By David Tobenkin

Some universities have long incorporated hunger awareness activism into their activities. One is Berea College in Berea, Kentucky, a 1,500-student liberal arts college that targets students from economically disadvantaged backgrounds and requires them to work 10 to 15 hours per week in exchange for economic support.

"We do a wide variety of advocacy and direct service around the issues of hunger, including a couple of service learning courses," says Heather Schill, coordinator of student-led community service at Berea. "Most of our hunger-related issues deal with the local area here, as there are hunger issues in the community. One of the things we do each fall is coordinate a community-wide food drive that helps to raise food and awareness for our community food bank. This is a program started 17 years ago by students and has a very wide base of volunteers. Our students will get paper bags donated, drop them off door to door on people's porches, and go back a week later and pick up donated food. They then take the food to the food bank and stock the shelves. In past years, we've typically raised 8,000 pounds of food. As we're in a small rural area of 10,000 persons, that amount is enough to cover what the food bank needs until spring." Roughly 150 students participated in last year's program, Schill says.
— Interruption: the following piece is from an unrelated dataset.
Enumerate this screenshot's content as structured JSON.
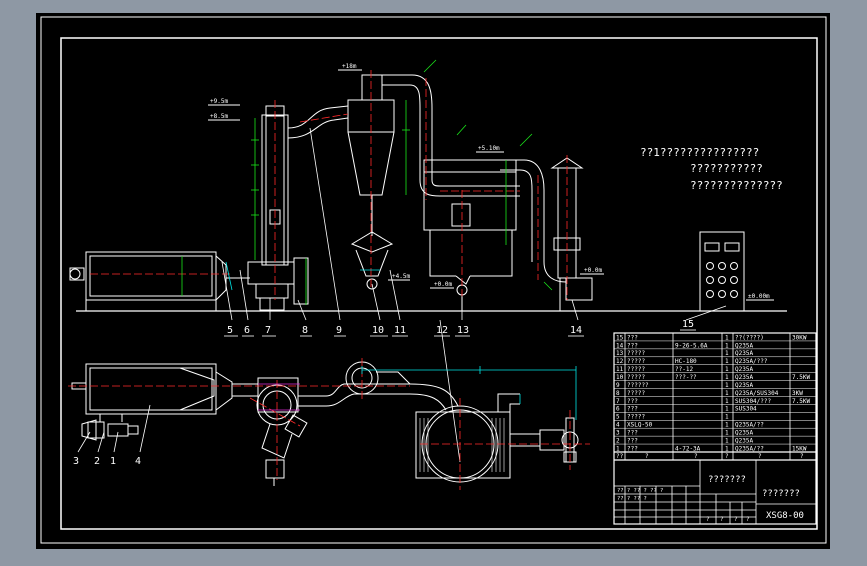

Berea students are also involved in local and global hunger awareness activities related to the National Hunger and Homelessness Awareness Week, which occurs the week before Thanksgiving Day week, Schill says. One activity conducted during the week is an Oxfam Hunger Banquet, where students come expecting a meal but instead are identified with a certain country in the world and receive the type of meal its population would typically receive. "The majority of people [40 attended in 2008] get a meal of rice, some get beans and rice, which is a little better than Third World, and six to eight get a full meal," says Schill. "While this is going on, people are reading a scenario which shares information about hunger on a global level." "Other things we do during Hunger and Homelessness Awareness Week include a shanty town built by our student chapter of Habitat for Humanity in front of the student union building. Students focus on homelessness, hunger, and poverty by living in it for a week." Another hunger-related event, Schill says, is a Food for Thought Cafe, an event sponsored by Berea College's Food Service "that is a like a soup kitchen where they learn about different issues surrounding hunger and homelessness."

In the spring of each year, students and community members participate in a program called Empty Bowls that has been conducted for the past seven to eight years. The students partner with a local food bank and Department of Ceramics apprentices. The apprentices make bowls and student volunteers sell tickets and make soup. "Customers pay $10.00 for an attractive ceramic bowl made by the ceramics students that they fill with soup and enjoy music contributed by local performers," says Schill. "The proceeds go to the local food bank."

For some, the program spurs a lifelong interest in hunger issues. David Coffman is a 2006 Berea graduate who spent the following year as a Bill Emerson Hunger Fellow, a program sponsored by the Washington, D.C.-based Congressional Hunger Center in which fellows work half the year in a local food-related charity and then spend the remaining half with a national hunger and anti-poverty policy group in Washington, D.C. Coffman spent six months at a food bank in New Orleans and six months working on hunger policy issues at the National Coalition for the Homeless.

He now works as community health education coordinator for Second Harvest Food Bank of Greater New Orleans and Acadiana: "Hunger is not a stranger to me and my family—my parents relied on the WIC [the U. S. government's Special Supplemental Nutrition Program for Women, Infants, and Children] USDA commodities food bank and my mother still has some of the grits she received from the USDA," says Coffman. "We never had to go without a meal, but we went without a balanced meal or meat. When you attend Berea, you are surrounded by folks in the same boat as you, who have been given the opportunity to go to college that they might not otherwise have had, which conditions you to view the world through the eyes of someone who grew up without all the resources in the world and to make sure other kids growing up have the same opportunities you had. I received a hunger fellowship and came to the conclusion that hunger is one of the worst, most obvious and painful aspects of poverty. Working at the food bank is a good way to address the problem."

DAVID TOBENKIN is a freelance writer in Bethesda, Maryland. This "Web Extra!" accompanies his article in the March/April 2010 issue of International Educator .